And I am not about to say that Meraki didn't do all of this! It did. And there were moments, especially when the males did their piece - a sawal jawab that was totally vibrant and the choreography beautifully executed. And then when Sanjukta Sinha took center stage and actually danced, there can only be a few who can follow in her footsteps. What was a bit off for me was the volume at which the entire production was put out. What was the sound person thinking of? And then again in a one hour program, I would prefer a tighter, crisper narration where the soul searching could be kept to a minimum. And I mean an absolute minimum!
I didn't really resonate with the initial part of the production, when Meraki is going through angst about her world and the world outside. Her dark costume didn't help and until the actual dancing started and with the music so loud, I couldn't wait to see the actual core of Kathak which is amazing footwork, bends and turns. For me at least! But having said that, the music was so very evocative (Abhijit Pohankar, Samiullah Khan, Bernhard Schimpelsberger). It plunged you into a vortex of feelings and that combined with total admiration for the dancers and their tremendous energies, was elevating!

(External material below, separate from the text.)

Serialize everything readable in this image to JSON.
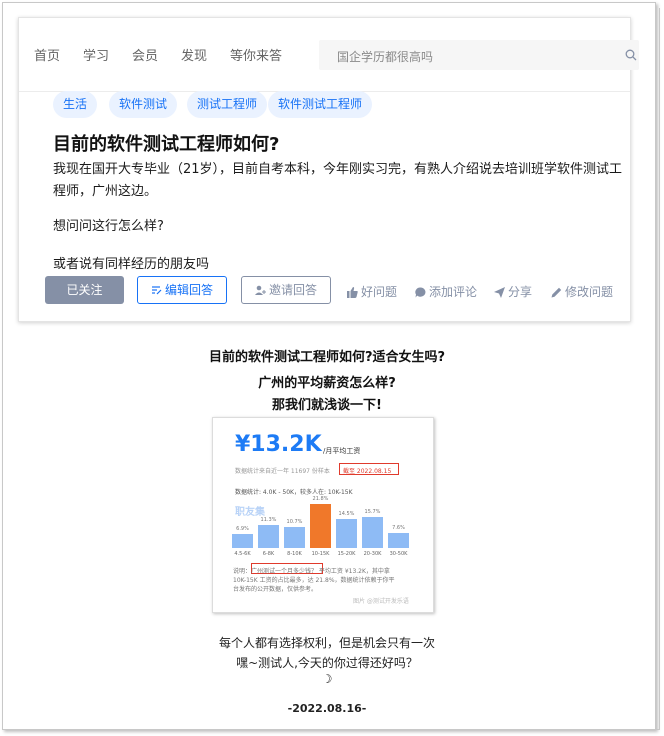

I would think the lighting was one of the best things of Meraki. Done by Gyandev Singh, a master, showed how creativity and showmanship needs people like him. The way it was executed reminded me of Broadway shows, where drama is played out in the suffusing of light and shadows. It was spectacular and gave the dancers such sense of drama. Meraki is about a young girl lonely and sad and feeling very claustrophobic. She is looking for that inspiration that will pull her out of depths of her emptiness. Once that realization comes it is always the beginning of a discovery of the soul and self and soon, she is on the path. She sees other young girls dancing with joy and companionship and then a young man comes across her path - full of life and love. She finds herself responding to this call to be alive and joyous. Which is what happens and she finds herself in her dance and the joy of living becomes known to her. The last piece of the production had dancers in a grey costume, signifying the universality of everything including dance and movements. The rhythm that permeates through every aspect of life was sought to be visualized. How each choreographer/ director does this is subjective. It is their vision and way of expression. This cannot be qualified or quantified and therefore cannot really be judged. For me, it was a bit of a downswing on the wow factor.
I have the greatest respect for Kumudini Lakhia and I am glad I was able to see something like this in Chennai and that too at 8pm at Music Academy. It is almost impossible to see this dance form and with such a vision of creativity and it was an opportunity to witness something special.
Chitra Mahesh is a senior journalist based in Chennai.